Ask almighty Google what the top home design trends for 2020 are, and you’ll be served a mountain of information. Everyone apparently feels the need to weigh in on the topic. And no, it isn’t lost on us that we are, in fact, weighing in ourselves. But rather than opining in a pedantic, self-appointed, tastemaker tone on what we feel is the next big thing, we did the Googling for you and winnowed down what we found.
To gather our completely unscientific findings, we turned to everyone’s go-to resources for all things home design, ElleDecor.com and ArchitecturalDigest.com. WSJ.com also had a surprisingly well-thought-out piece on the subject. We looked for trends that were mentioned by at least two of these sources.
The overall consensus is that the current upheaval that is permeating the country is making people crave warmth and comfort at home.
Here’s what those in the know are saying:
IN – Grandmillennial Style | OUT – Too New and/or Too Old
What, you may ask, is grandmillenial style? When we saw the term on ElleDecor.com, we suspected the editors at ED were coining phrases. Not the case, but, based on other online mentions, the term is fairly new. Basically, grandmillenial style is about blending old with new, classic with edgy. You get the idea. It’s a more thoughtful approach to transitional style. So when a client balks at your suggestion of covering their uber modern sofa in chintz, or bringing a curated selection of granny’s pieces down from the attic, you can knowingly say, “Trust me; grandmillenial style is having a moment.” We’re not so sure about that chintz thing. Blame ED.

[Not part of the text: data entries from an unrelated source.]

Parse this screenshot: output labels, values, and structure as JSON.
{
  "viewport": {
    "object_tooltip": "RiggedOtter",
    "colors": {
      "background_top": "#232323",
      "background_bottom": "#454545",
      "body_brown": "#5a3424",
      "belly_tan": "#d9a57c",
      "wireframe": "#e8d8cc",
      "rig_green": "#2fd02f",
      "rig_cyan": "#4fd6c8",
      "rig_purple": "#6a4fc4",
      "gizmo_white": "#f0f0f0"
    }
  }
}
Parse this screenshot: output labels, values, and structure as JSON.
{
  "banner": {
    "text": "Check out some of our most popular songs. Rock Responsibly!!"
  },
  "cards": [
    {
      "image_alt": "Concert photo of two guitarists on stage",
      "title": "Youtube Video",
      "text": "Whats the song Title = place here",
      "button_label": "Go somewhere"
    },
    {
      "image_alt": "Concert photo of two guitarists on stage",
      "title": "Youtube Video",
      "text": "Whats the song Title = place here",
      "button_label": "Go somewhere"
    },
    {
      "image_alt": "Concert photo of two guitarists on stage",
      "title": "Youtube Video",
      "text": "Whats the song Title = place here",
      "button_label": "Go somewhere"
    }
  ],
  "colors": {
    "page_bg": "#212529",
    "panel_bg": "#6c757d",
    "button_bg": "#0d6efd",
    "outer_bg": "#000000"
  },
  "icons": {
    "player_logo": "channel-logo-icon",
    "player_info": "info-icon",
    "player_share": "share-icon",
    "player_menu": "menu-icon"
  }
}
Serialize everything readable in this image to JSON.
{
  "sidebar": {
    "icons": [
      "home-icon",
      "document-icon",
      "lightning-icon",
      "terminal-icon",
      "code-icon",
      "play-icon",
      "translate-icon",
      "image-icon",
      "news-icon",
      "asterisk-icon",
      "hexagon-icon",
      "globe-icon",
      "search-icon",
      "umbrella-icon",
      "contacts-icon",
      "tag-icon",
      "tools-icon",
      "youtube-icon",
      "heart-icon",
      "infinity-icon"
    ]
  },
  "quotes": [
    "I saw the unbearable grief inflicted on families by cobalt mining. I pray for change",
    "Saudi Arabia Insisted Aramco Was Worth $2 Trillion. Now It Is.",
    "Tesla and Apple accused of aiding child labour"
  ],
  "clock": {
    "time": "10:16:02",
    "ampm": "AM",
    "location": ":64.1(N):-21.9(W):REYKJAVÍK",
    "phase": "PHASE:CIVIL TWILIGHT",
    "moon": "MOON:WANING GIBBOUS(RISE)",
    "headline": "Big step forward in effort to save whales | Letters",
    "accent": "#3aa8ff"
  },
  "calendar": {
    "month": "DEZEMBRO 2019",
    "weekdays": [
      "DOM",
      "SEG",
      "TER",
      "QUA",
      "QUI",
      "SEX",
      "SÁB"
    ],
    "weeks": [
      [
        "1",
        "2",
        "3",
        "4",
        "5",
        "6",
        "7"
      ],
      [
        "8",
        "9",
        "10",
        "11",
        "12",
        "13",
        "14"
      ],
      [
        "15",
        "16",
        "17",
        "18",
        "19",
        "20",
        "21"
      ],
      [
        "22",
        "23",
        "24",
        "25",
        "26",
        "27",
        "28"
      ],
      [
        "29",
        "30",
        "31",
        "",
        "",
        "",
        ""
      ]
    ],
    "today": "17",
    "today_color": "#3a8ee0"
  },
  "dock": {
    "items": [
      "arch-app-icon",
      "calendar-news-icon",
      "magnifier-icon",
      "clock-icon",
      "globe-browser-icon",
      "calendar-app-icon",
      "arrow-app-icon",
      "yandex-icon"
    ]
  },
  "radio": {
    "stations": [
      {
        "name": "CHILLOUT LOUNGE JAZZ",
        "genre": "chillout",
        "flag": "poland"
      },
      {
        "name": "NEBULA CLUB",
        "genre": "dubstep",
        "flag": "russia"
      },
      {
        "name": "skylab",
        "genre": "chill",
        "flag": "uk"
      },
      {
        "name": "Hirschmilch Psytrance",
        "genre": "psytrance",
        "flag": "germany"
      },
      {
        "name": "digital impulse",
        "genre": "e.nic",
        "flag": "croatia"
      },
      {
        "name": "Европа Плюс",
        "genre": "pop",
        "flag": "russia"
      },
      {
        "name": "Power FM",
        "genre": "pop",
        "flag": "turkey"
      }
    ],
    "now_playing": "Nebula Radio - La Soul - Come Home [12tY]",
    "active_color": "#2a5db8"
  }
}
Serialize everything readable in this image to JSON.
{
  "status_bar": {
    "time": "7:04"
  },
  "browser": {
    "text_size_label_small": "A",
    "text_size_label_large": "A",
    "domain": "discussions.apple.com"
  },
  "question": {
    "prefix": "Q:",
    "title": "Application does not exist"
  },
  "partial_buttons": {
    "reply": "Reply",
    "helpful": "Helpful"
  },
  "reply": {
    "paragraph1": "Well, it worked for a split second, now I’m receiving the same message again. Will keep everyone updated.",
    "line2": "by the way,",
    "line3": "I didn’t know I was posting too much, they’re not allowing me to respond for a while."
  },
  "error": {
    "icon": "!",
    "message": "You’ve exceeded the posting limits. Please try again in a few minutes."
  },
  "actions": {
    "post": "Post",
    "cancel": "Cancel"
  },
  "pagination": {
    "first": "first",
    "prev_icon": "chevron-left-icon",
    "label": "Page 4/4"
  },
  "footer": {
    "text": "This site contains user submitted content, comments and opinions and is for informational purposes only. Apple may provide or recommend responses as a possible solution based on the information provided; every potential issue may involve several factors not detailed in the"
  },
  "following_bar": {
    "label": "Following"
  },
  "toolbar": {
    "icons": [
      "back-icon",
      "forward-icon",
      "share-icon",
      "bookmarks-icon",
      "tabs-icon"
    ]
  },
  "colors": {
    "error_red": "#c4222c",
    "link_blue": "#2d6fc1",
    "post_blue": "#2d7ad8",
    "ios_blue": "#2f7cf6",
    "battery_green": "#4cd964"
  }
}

IN – Bold Monochromatic | OUT – Gray-on-Gray
If you’ve been thinking “I’m SO over gray,” you’re not alone. Both ED and WSJ say gray is out, or on its way out. For your clients who crave color, suggest something braver than gray or greige. With both Pantone and Sherwin Williams anointing saturated shades of blue as their color of the year, bold blues are big right now.
IN – Earth Tones | OUT – Cool Tones
Color was a big part of the conversation on all three of the sites we checked. Both ED and WSJ made the case for earth tones, and AD called out “amped-up neutrals.” If the term “earth tones” has you thinking of ’70s-era avocado and rust, it’s time to rethink the concept. Today’s take is about approachable shades of green and khaki with pops of chocolate brown or perhaps a subtle salmon hue. When done with an artful hand, the colors come together for a sense of luxurious livability. Woven pieces and rattan also made the trend list on a couple of sites.
IN – Soft Edges | OUT – Sharp Perimeters
Out goes the hyper-tailored sofa that looks like it belongs in Don Draper’s living room; in comes one with overstuffed, rounded armrests. Kiss off that over-sized cocktail table with corners that are so crisp your shins cringe just thinking about it; embrace an oval with a leggy pedestal base and feather-light visual footprint. While we’ve long known that any room needs something circular to balance out the inevitable squares and rectangles, the new decade takes things a step further with pieces with barely there angles.
Finally, ED was adamant about “karate-chopped” throw pillows being out. We implore you; if there is one take-away from this story, please let it be no more karate chops!